Horns and the practice of “horning” underclassmen held special significance for Middlebury students in the late 1800s. “Horns were traditionally blown at class rallies and, since sports were on the rise at the end of the century, they were probably used for athletic events too,” said Andrew Wentink ’70, the curator of Special Collections in the Davis Family Library.
The surnames of all 23 members of the Class of 1890 are etched into the side of this 14-inch-long noisemaker along with this comment: “This horn was blown September 3, 1889, for the amusement of the freshmen.” But that was not the first time this particular horn was pressed into service. According to the details meticulously incised into it, the horn was also blown in October 1887 “for the amusement of the citizens of Cornwall,” and again in November 1888 at a parade honoring U.S. president Benjamin Harrison and his vice president, Levi Morton, a favorite son from Shoreham. It was sounded at a party thrown by the class orator, Burton Willard Norton, in 1889, and it was blown for President Ezra Brainerd, Class of 1864, later that same year. Was “Old Metaphysics” amused? We may never know, but if you blow into the Class of 1890’s horn today, it emits an odious sound.
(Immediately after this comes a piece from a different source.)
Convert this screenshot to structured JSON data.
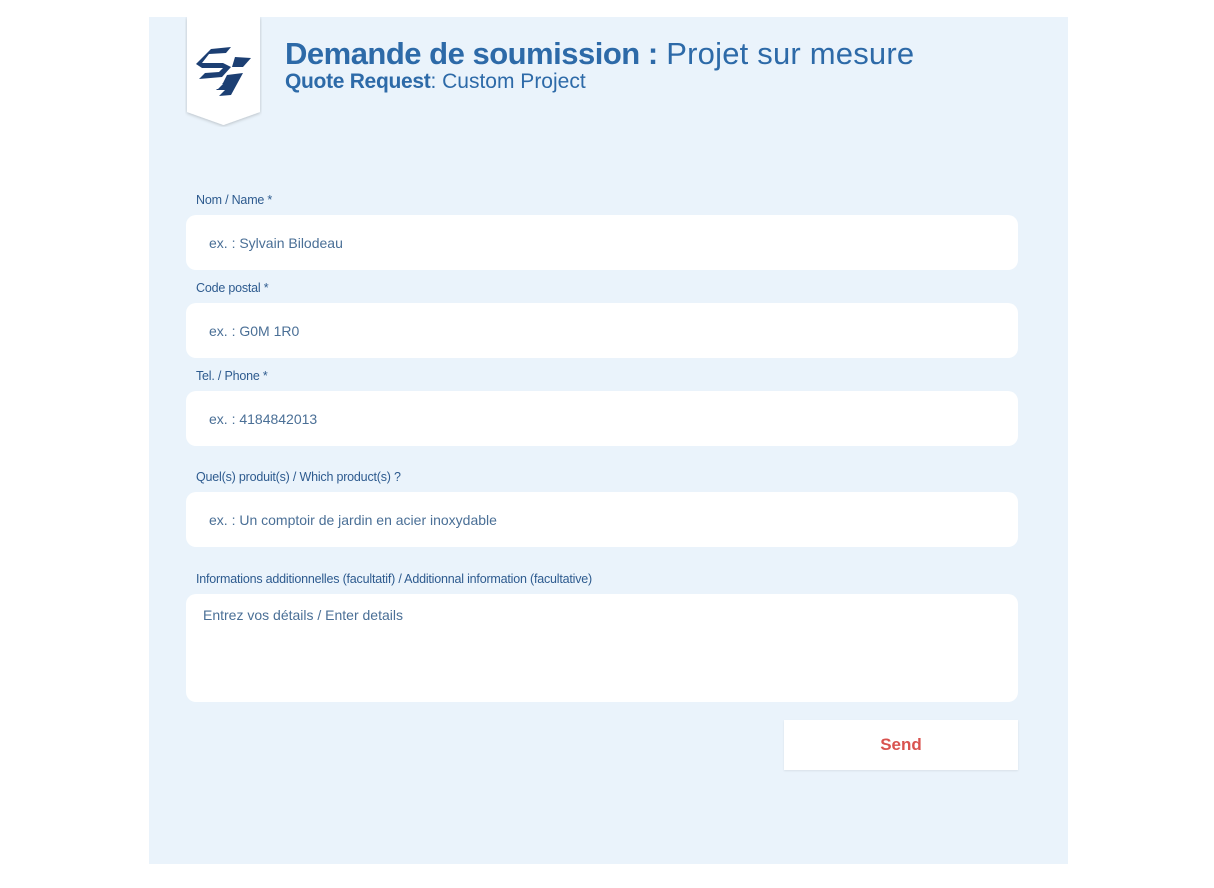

The metal instrument was donated to the College Archive by the family of Lucretius Henry Ross, Class of 1890, or perhaps by “L. H. Ross χΨ” himself. Vice president of his class, Ross went on to Harvard Medical School, became a physician, served as a trustee of the College, and passed away at the age of 91. And judging from his keepsake, he obviously enjoyed a good “horning” every now and then.